Legislators in both houses also are studying ways of improving their ethical standards and reducing the temptations that can lead to conflicts of interest and corrupt practices.
By far, the most intriguing of the political possibilities of August lies in the possible linking of Proposition 99, the tobacco tax measure, with workers compensation reform and health insurance for most Californians.
The glue that holds the issues together, albeit lightly, is Proposition 99, which by June, 1990, will have produced more than $800 million in new revenues. Since the initiative was intended to raise funds to provide health care for those unable now to afford it, lawmakers say they can make a case for linking the measure to workers' compensation and health insurance.
Brown, who is carrying the health insurance measure, said he will resist efforts to link his bill with the workers compensation issue. But other legislative leaders said such a linkage may make sense.

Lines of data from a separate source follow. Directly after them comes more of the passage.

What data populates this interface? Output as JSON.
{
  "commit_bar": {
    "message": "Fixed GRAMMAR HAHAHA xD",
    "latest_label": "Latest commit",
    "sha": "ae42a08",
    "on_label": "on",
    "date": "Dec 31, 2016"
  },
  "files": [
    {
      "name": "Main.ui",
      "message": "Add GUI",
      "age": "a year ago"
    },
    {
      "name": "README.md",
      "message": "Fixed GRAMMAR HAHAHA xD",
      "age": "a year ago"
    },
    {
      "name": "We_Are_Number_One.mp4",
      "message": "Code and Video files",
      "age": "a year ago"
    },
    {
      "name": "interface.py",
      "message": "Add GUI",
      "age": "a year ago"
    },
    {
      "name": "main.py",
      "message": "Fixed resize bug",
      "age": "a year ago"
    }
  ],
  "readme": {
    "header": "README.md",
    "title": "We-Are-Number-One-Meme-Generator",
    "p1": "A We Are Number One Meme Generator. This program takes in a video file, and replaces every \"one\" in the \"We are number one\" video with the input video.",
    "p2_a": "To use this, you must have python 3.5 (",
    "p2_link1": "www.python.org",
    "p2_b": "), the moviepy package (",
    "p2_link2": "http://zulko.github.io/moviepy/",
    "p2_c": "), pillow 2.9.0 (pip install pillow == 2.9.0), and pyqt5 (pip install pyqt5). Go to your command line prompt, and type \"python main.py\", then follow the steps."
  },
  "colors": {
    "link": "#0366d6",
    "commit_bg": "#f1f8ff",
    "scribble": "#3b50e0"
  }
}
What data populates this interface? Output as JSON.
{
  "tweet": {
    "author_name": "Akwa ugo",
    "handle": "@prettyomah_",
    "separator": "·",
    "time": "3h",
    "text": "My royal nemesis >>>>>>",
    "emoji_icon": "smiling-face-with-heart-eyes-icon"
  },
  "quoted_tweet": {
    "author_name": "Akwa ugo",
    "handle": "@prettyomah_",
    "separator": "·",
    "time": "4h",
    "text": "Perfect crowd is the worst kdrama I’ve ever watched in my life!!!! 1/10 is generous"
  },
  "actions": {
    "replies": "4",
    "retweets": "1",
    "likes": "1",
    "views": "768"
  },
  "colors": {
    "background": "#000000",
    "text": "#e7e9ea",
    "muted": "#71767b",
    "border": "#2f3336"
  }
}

Sen. Barry Keene of Benicia, the Senate Democratic floor leader, said: "If we treat health care as a problem confronting California, a comprehensive solution would include insurance for the working uninsured, care for the indigent, and care for injured workers and perhaps catastrophic care. Whether we can devise a comprehensive approach remains open. But we'll never know until we try."